Collected data entries:
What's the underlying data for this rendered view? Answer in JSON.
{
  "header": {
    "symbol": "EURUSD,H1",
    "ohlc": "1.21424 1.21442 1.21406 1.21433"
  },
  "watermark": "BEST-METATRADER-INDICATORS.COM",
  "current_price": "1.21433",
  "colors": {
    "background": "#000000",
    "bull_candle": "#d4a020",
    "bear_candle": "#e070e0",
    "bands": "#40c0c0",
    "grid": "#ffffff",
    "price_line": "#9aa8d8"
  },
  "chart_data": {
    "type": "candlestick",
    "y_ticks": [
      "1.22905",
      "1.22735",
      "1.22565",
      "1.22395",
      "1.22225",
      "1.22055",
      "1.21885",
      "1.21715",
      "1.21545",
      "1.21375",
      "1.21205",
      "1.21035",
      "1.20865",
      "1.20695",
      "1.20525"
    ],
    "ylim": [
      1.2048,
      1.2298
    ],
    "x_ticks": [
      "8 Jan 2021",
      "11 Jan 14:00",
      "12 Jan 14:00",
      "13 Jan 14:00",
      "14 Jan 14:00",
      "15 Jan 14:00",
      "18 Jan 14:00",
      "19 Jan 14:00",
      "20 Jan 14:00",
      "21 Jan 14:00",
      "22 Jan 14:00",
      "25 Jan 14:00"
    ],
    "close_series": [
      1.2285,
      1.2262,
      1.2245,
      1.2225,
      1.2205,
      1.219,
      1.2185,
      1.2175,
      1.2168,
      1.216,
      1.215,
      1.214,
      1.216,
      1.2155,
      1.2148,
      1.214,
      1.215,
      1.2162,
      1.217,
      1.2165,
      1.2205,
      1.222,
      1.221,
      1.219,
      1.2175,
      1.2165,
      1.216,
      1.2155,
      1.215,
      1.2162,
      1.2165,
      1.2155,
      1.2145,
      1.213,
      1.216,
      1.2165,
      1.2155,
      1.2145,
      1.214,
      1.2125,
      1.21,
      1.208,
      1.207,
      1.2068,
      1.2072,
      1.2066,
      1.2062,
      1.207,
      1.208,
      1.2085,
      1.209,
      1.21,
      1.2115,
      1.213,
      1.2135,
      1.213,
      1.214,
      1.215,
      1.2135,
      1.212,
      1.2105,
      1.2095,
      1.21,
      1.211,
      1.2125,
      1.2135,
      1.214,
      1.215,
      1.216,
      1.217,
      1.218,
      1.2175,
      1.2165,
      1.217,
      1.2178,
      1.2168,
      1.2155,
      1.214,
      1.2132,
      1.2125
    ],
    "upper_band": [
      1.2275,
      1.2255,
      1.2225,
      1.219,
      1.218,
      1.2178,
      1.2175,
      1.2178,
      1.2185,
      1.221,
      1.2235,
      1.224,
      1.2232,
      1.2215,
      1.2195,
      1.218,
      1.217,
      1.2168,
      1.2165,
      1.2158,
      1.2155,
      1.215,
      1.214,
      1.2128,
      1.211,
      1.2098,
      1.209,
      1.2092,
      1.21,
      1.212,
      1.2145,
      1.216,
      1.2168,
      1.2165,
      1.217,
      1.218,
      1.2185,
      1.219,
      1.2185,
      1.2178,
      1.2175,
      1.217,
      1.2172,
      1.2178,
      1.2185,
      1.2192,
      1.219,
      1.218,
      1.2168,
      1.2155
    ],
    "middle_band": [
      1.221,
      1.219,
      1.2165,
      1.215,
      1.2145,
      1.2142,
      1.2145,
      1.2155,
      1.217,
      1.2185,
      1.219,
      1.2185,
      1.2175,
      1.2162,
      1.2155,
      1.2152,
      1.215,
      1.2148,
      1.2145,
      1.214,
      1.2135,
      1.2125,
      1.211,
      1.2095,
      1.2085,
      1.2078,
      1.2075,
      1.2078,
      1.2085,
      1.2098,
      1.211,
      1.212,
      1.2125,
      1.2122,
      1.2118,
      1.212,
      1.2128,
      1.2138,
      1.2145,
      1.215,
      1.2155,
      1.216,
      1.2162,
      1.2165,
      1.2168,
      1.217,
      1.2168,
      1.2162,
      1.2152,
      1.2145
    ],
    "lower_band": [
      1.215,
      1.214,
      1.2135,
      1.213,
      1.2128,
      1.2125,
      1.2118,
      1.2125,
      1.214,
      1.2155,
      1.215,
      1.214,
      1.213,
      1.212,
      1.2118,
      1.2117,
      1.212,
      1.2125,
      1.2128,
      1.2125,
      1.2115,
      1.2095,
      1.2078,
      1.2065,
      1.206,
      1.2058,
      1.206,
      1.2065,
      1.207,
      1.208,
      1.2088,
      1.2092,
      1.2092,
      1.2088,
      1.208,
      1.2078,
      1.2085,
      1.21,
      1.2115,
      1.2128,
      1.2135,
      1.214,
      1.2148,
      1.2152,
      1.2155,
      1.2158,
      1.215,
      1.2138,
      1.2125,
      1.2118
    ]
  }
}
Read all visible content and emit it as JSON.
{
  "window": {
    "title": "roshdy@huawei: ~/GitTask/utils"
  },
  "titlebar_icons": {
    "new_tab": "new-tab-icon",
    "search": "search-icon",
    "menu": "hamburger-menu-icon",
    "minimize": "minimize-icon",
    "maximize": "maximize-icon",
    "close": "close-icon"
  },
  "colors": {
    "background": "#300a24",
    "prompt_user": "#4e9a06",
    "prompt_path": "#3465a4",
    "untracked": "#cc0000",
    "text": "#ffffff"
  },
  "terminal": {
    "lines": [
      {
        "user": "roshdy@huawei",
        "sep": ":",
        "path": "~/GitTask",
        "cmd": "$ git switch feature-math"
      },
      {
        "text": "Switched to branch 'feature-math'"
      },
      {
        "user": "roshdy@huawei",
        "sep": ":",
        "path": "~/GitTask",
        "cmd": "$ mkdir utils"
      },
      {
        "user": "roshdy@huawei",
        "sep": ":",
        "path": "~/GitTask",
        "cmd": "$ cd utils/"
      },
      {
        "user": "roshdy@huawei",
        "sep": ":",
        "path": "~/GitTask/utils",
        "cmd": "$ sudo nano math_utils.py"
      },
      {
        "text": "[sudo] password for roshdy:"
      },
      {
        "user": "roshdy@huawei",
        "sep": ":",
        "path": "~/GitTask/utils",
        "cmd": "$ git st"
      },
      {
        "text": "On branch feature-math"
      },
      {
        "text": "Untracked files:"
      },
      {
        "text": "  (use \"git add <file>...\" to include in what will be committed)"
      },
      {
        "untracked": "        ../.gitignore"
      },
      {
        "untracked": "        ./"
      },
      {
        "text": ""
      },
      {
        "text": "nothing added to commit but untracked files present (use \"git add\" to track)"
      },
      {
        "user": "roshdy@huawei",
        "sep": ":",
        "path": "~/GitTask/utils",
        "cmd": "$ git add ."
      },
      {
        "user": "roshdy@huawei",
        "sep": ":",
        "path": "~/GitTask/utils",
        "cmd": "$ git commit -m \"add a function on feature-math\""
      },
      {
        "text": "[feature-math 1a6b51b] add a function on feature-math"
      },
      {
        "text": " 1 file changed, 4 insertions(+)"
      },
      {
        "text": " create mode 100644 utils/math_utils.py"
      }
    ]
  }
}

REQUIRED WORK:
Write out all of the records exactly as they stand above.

EXERCISE SOLUTION:
What's the underlying data for this rendered view? Answer in JSON.
{
  "header": {
    "symbol": "EURUSD,H1",
    "ohlc": "1.21424 1.21442 1.21406 1.21433"
  },
  "watermark": "BEST-METATRADER-INDICATORS.COM",
  "current_price": "1.21433",
  "colors": {
    "background": "#000000",
    "bull_candle": "#d4a020",
    "bear_candle": "#e070e0",
    "bands": "#40c0c0",
    "grid": "#ffffff",
    "price_line": "#9aa8d8"
  },
  "chart_data": {
    "type": "candlestick",
    "y_ticks": [
      "1.22905",
      "1.22735",
      "1.22565",
      "1.22395",
      "1.22225",
      "1.22055",
      "1.21885",
      "1.21715",
      "1.21545",
      "1.21375",
      "1.21205",
      "1.21035",
      "1.20865",
      "1.20695",
      "1.20525"
    ],
    "ylim": [
      1.2048,
      1.2298
    ],
    "x_ticks": [
      "8 Jan 2021",
      "11 Jan 14:00",
      "12 Jan 14:00",
      "13 Jan 14:00",
      "14 Jan 14:00",
      "15 Jan 14:00",
      "18 Jan 14:00",
      "19 Jan 14:00",
      "20 Jan 14:00",
      "21 Jan 14:00",
      "22 Jan 14:00",
      "25 Jan 14:00"
    ],
    "close_series": [
      1.2285,
      1.2262,
      1.2245,
      1.2225,
      1.2205,
      1.219,
      1.2185,
      1.2175,
      1.2168,
      1.216,
      1.215,
      1.214,
      1.216,
      1.2155,
      1.2148,
      1.214,
      1.215,
      1.2162,
      1.217,
      1.2165,
      1.2205,
      1.222,
      1.221,
      1.219,
      1.2175,
      1.2165,
      1.216,
      1.2155,
      1.215,
      1.2162,
      1.2165,
      1.2155,
      1.2145,
      1.213,
      1.216,
      1.2165,
      1.2155,
      1.2145,
      1.214,
      1.2125,
      1.21,
      1.208,
      1.207,
      1.2068,
      1.2072,
      1.2066,
      1.2062,
      1.207,
      1.208,
      1.2085,
      1.209,
      1.21,
      1.2115,
      1.213,
      1.2135,
      1.213,
      1.214,
      1.215,
      1.2135,
      1.212,
      1.2105,
      1.2095,
      1.21,
      1.211,
      1.2125,
      1.2135,
      1.214,
      1.215,
      1.216,
      1.217,
      1.218,
      1.2175,
      1.2165,
      1.217,
      1.2178,
      1.2168,
      1.2155,
      1.214,
      1.2132,
      1.2125
    ],
    "upper_band": [
      1.2275,
      1.2255,
      1.2225,
      1.219,
      1.218,
      1.2178,
      1.2175,
      1.2178,
      1.2185,
      1.221,
      1.2235,
      1.224,
      1.2232,
      1.2215,
      1.2195,
      1.218,
      1.217,
      1.2168,
      1.2165,
      1.2158,
      1.2155,
      1.215,
      1.214,
      1.2128,
      1.211,
      1.2098,
      1.209,
      1.2092,
      1.21,
      1.212,
      1.2145,
      1.216,
      1.2168,
      1.2165,
      1.217,
      1.218,
      1.2185,
      1.219,
      1.2185,
      1.2178,
      1.2175,
      1.217,
      1.2172,
      1.2178,
      1.2185,
      1.2192,
      1.219,
      1.218,
      1.2168,
      1.2155
    ],
    "middle_band": [
      1.221,
      1.219,
      1.2165,
      1.215,
      1.2145,
      1.2142,
      1.2145,
      1.2155,
      1.217,
      1.2185,
      1.219,
      1.2185,
      1.2175,
      1.2162,
      1.2155,
      1.2152,
      1.215,
      1.2148,
      1.2145,
      1.214,
      1.2135,
      1.2125,
      1.211,
      1.2095,
      1.2085,
      1.2078,
      1.2075,
      1.2078,
      1.2085,
      1.2098,
      1.211,
      1.212,
      1.2125,
      1.2122,
      1.2118,
      1.212,
      1.2128,
      1.2138,
      1.2145,
      1.215,
      1.2155,
      1.216,
      1.2162,
      1.2165,
      1.2168,
      1.217,
      1.2168,
      1.2162,
      1.2152,
      1.2145
    ],
    "lower_band": [
      1.215,
      1.214,
      1.2135,
      1.213,
      1.2128,
      1.2125,
      1.2118,
      1.2125,
      1.214,
      1.2155,
      1.215,
      1.214,
      1.213,
      1.212,
      1.2118,
      1.2117,
      1.212,
      1.2125,
      1.2128,
      1.2125,
      1.2115,
      1.2095,
      1.2078,
      1.2065,
      1.206,
      1.2058,
      1.206,
      1.2065,
      1.207,
      1.208,
      1.2088,
      1.2092,
      1.2092,
      1.2088,
      1.208,
      1.2078,
      1.2085,
      1.21,
      1.2115,
      1.2128,
      1.2135,
      1.214,
      1.2148,
      1.2152,
      1.2155,
      1.2158,
      1.215,
      1.2138,
      1.2125,
      1.2118
    ]
  }
}
Read all visible content and emit it as JSON.
{
  "window": {
    "title": "roshdy@huawei: ~/GitTask/utils"
  },
  "titlebar_icons": {
    "new_tab": "new-tab-icon",
    "search": "search-icon",
    "menu": "hamburger-menu-icon",
    "minimize": "minimize-icon",
    "maximize": "maximize-icon",
    "close": "close-icon"
  },
  "colors": {
    "background": "#300a24",
    "prompt_user": "#4e9a06",
    "prompt_path": "#3465a4",
    "untracked": "#cc0000",
    "text": "#ffffff"
  },
  "terminal": {
    "lines": [
      {
        "user": "roshdy@huawei",
        "sep": ":",
        "path": "~/GitTask",
        "cmd": "$ git switch feature-math"
      },
      {
        "text": "Switched to branch 'feature-math'"
      },
      {
        "user": "roshdy@huawei",
        "sep": ":",
        "path": "~/GitTask",
        "cmd": "$ mkdir utils"
      },
      {
        "user": "roshdy@huawei",
        "sep": ":",
        "path": "~/GitTask",
        "cmd": "$ cd utils/"
      },
      {
        "user": "roshdy@huawei",
        "sep": ":",
        "path": "~/GitTask/utils",
        "cmd": "$ sudo nano math_utils.py"
      },
      {
        "text": "[sudo] password for roshdy:"
      },
      {
        "user": "roshdy@huawei",
        "sep": ":",
        "path": "~/GitTask/utils",
        "cmd": "$ git st"
      },
      {
        "text": "On branch feature-math"
      },
      {
        "text": "Untracked files:"
      },
      {
        "text": "  (use \"git add <file>...\" to include in what will be committed)"
      },
      {
        "untracked": "        ../.gitignore"
      },
      {
        "untracked": "        ./"
      },
      {
        "text": ""
      },
      {
        "text": "nothing added to commit but untracked files present (use \"git add\" to track)"
      },
      {
        "user": "roshdy@huawei",
        "sep": ":",
        "path": "~/GitTask/utils",
        "cmd": "$ git add ."
      },
      {
        "user": "roshdy@huawei",
        "sep": ":",
        "path": "~/GitTask/utils",
        "cmd": "$ git commit -m \"add a function on feature-math\""
      },
      {
        "text": "[feature-math 1a6b51b] add a function on feature-math"
      },
      {
        "text": " 1 file changed, 4 insertions(+)"
      },
      {
        "text": " create mode 100644 utils/math_utils.py"
      }
    ]
  }
}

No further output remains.